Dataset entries
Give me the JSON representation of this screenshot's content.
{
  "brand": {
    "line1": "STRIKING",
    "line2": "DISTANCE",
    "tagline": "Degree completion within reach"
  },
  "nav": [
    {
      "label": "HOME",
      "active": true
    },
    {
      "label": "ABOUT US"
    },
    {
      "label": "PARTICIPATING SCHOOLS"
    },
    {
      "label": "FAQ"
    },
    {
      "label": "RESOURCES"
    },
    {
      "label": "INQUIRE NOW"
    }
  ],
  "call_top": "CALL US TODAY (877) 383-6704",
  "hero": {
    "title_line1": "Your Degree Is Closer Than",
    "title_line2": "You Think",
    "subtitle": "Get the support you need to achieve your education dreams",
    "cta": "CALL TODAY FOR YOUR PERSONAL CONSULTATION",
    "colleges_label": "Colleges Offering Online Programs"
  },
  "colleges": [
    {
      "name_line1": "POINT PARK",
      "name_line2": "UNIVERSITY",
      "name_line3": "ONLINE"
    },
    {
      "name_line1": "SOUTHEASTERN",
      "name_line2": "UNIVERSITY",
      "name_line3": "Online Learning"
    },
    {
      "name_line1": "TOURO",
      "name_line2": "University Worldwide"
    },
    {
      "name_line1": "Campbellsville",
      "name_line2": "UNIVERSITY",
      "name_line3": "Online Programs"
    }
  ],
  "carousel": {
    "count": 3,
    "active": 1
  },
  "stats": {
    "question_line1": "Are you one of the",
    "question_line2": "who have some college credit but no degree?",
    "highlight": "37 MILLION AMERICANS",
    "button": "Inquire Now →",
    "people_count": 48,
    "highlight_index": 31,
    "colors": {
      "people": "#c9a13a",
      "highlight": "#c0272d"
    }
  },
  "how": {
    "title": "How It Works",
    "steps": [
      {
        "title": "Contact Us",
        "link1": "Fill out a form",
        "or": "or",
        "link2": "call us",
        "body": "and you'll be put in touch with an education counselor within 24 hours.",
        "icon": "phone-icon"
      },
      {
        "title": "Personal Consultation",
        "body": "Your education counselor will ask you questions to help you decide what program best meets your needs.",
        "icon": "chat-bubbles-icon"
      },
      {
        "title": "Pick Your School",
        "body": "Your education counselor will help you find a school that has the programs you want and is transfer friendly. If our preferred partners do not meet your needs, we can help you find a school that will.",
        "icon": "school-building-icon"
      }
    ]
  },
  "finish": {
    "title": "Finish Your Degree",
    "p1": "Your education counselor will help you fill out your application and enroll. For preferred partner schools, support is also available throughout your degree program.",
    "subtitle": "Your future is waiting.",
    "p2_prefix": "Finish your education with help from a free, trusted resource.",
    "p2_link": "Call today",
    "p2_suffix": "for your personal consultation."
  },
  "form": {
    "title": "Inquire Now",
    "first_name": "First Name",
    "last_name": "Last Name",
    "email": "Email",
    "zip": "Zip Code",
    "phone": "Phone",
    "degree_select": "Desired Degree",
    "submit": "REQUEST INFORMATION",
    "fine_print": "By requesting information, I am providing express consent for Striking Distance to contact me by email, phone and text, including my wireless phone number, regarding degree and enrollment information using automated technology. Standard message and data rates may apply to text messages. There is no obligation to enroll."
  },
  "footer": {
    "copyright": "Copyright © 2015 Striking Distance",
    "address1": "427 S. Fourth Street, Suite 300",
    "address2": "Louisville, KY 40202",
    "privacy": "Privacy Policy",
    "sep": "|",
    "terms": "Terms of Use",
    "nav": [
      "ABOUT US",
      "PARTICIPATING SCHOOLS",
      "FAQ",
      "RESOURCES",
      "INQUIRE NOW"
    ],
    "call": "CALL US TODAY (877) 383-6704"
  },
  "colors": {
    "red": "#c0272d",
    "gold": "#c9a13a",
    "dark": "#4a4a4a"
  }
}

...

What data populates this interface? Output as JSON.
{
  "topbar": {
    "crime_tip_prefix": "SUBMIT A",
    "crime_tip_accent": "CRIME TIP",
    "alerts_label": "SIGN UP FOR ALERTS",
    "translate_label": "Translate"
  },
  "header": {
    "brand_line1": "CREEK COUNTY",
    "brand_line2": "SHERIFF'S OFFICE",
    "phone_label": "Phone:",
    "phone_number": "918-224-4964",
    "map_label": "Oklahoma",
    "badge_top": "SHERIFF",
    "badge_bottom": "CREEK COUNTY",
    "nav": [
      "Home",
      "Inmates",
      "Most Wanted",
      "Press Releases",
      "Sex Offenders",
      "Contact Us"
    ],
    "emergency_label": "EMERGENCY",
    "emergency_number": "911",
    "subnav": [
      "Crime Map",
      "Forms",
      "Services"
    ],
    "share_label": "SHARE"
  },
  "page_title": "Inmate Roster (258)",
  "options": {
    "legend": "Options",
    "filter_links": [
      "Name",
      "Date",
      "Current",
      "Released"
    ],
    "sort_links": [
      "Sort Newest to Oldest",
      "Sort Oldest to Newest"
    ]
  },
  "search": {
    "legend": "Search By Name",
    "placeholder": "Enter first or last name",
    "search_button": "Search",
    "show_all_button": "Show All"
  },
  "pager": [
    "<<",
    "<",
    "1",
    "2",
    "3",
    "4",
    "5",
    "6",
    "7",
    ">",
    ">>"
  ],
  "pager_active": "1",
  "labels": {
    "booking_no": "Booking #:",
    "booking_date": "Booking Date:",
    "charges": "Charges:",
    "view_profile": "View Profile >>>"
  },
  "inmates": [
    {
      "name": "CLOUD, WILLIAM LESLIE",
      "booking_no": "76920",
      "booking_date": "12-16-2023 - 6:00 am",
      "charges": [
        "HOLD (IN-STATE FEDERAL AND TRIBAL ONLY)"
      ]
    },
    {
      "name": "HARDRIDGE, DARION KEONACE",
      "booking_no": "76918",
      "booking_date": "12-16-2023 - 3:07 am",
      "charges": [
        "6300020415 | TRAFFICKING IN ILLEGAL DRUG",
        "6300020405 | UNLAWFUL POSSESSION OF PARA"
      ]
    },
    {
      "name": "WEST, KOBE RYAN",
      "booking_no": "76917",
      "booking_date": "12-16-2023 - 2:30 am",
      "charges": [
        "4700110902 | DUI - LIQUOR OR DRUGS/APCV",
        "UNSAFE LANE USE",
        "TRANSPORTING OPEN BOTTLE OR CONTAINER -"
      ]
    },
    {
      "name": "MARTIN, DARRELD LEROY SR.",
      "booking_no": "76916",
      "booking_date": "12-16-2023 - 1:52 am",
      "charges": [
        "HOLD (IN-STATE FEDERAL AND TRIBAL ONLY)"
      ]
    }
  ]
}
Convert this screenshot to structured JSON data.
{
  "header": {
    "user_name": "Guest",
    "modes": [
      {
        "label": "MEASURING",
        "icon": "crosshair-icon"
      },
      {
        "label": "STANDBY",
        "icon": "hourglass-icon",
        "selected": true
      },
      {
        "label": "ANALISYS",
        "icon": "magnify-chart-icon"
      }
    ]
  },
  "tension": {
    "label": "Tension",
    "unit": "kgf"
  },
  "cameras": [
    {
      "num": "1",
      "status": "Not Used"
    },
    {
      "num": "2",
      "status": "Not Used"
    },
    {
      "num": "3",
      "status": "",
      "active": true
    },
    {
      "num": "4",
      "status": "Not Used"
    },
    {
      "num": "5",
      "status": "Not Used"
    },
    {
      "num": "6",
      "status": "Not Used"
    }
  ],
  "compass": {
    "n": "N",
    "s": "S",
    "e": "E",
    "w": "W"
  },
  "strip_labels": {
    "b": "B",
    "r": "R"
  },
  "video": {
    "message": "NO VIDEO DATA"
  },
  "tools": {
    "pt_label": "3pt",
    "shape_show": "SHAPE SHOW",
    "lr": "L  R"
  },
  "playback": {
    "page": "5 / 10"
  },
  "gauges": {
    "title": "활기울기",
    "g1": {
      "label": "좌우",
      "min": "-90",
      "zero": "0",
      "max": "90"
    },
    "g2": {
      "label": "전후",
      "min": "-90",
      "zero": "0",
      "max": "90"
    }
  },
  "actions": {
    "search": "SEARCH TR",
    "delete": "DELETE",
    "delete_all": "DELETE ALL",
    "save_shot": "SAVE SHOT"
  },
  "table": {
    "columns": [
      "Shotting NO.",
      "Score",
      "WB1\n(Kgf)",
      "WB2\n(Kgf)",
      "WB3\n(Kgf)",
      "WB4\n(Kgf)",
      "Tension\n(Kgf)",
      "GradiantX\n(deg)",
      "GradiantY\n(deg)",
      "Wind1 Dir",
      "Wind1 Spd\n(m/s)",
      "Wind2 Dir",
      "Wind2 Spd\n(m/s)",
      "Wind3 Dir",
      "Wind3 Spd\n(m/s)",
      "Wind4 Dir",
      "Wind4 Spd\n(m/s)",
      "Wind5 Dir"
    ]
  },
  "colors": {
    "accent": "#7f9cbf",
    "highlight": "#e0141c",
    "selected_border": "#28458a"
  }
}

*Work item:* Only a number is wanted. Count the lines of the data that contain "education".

*Exercise response:* 6